(Adds latest tally of comments)
By Alina Selyukh
WASHINGTON, July 15 The U.S. Federal
Communications Commission on Tuesday pushed back to July 18 the
first deadline to submit comments on the agency's proposed new
Internet traffic rules after a surge in traffic overwhelmed its
online filing system.
Companies, consumer advocates, lawmakers and citizens have
sent some 780,000 comments on the FCC's proposed so-called net
neutrality rules -- which guide how Internet service providers
(ISPs) manage web traffic on their networks -- as the deadline
for first comments approached on Tuesday.
For much of Tuesday, however, the database appeared to be
down or unaccessible, which FCC spokeswoman Kim Hart attributed
to an "overwhelming surge in traffic."
"Please be assured that the Commission is aware of these

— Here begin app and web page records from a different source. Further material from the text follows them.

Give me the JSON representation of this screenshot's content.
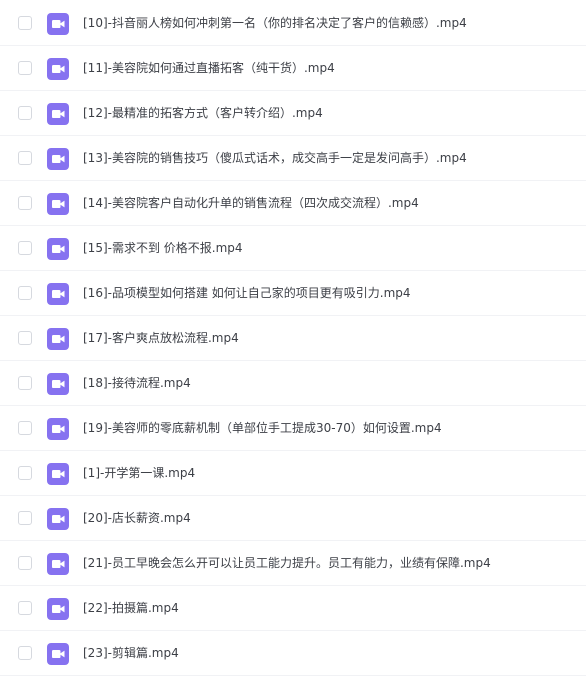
{
  "file_list": {
    "icon": "video-file-icon",
    "icon_color": "#8672f0",
    "items": [
      {
        "name": "[10]-抖音丽人榜如何冲刺第一名（你的排名决定了客户的信赖感）.mp4"
      },
      {
        "name": "[11]-美容院如何通过直播拓客（纯干货）.mp4"
      },
      {
        "name": "[12]-最精准的拓客方式（客户转介绍）.mp4"
      },
      {
        "name": "[13]-美容院的销售技巧（傻瓜式话术，成交高手一定是发问高手）.mp4"
      },
      {
        "name": "[14]-美容院客户自动化升单的销售流程（四次成交流程）.mp4"
      },
      {
        "name": "[15]-需求不到 价格不报.mp4"
      },
      {
        "name": "[16]-品项模型如何搭建 如何让自己家的项目更有吸引力.mp4"
      },
      {
        "name": "[17]-客户爽点放松流程.mp4"
      },
      {
        "name": "[18]-接待流程.mp4"
      },
      {
        "name": "[19]-美容师的零底薪机制（单部位手工提成30-70）如何设置.mp4"
      },
      {
        "name": "[1]-开学第一课.mp4"
      },
      {
        "name": "[20]-店长薪资.mp4"
      },
      {
        "name": "[21]-员工早晚会怎么开可以让员工能力提升。员工有能力，业绩有保障.mp4"
      },
      {
        "name": "[22]-拍摄篇.mp4"
      },
      {
        "name": "[23]-剪辑篇.mp4"
      }
    ]
  }
}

issues and is committed to making sure that everyone trying to
submit comments will have their views entered into the record,"
she said, announcing a delay of the deadline to midnight on July
After that, commenters will be able to reply to each other's
initial submissions through Sept. 10.
The proposal has attracted one of the biggest responses in
FCC's history, showcasing the complicated and intense nature of
the debate launched after a federal court in January struck down
the FCC's previous version of such rules.
FCC Chairman Tom Wheeler has proposed rules that would ban
ISPs from blocking users' access to websites or applications but
would allow some "commercially reasonable" deals between content
providers and ISPs to prioritize delivery of some traffic.
The proposal stirred up consumer advocates who have long
advocated that the FCC reclassify and regulate ISPs as
telecommunications services, like public utilities -- a move
rejected by cable and wireless companies and by Republicans both
in Congress and at the FCC.
Wheeler has not proposed reclassification as the solution,
but has not taken it off the table as a potential route, though
some industry experts have suggested reclassification could
leave the door open for paid prioritization deals.
"Reclassification ... is not only entirely unnecessary but
would be unwise and likely unlawful," Comcast Corp
said in its filing on Tuesday.
Thirteen prominent Senate Democrats, including Ed Markey,
Richard Blumenthal, Cory Booker, Charles Schumer and Elizabeth
Warren, in turn wrote to the FCC calling for reclassification,
with appropriate legal caveats for the industry.
Another call for reclassification on Tuesday came in
co-signed comments from the attorneys general of New York and
Illinois, Eric Schneiderman and Lisa Madigan.
Several web companies such as Vimeo and Etsy have also urged
the FCC to reclassify ISPs, though the industry's Washington
representative, the Internet Association, has not sought that
specific approach in its opposition of the FCC allowing some
"We don't want to live in a world where there are fast lanes
and slow lanes for the Internet because we don't believe we
could afford to pay for the fast lane," Etsy's policy director,
Althea Erickson, told Reuters TV on Monday.
"It's really hard to imagine Etsy being able to start and
grow under the conditions that the chairman is proposing."
(Reporting by Alina Selyukh; Additional reporting by Karen
Freifeld and Lily Jamali in New York and Marina Lopes in
Washington; Editing by Chizu Nomiyama, Bernard Orr and Leslie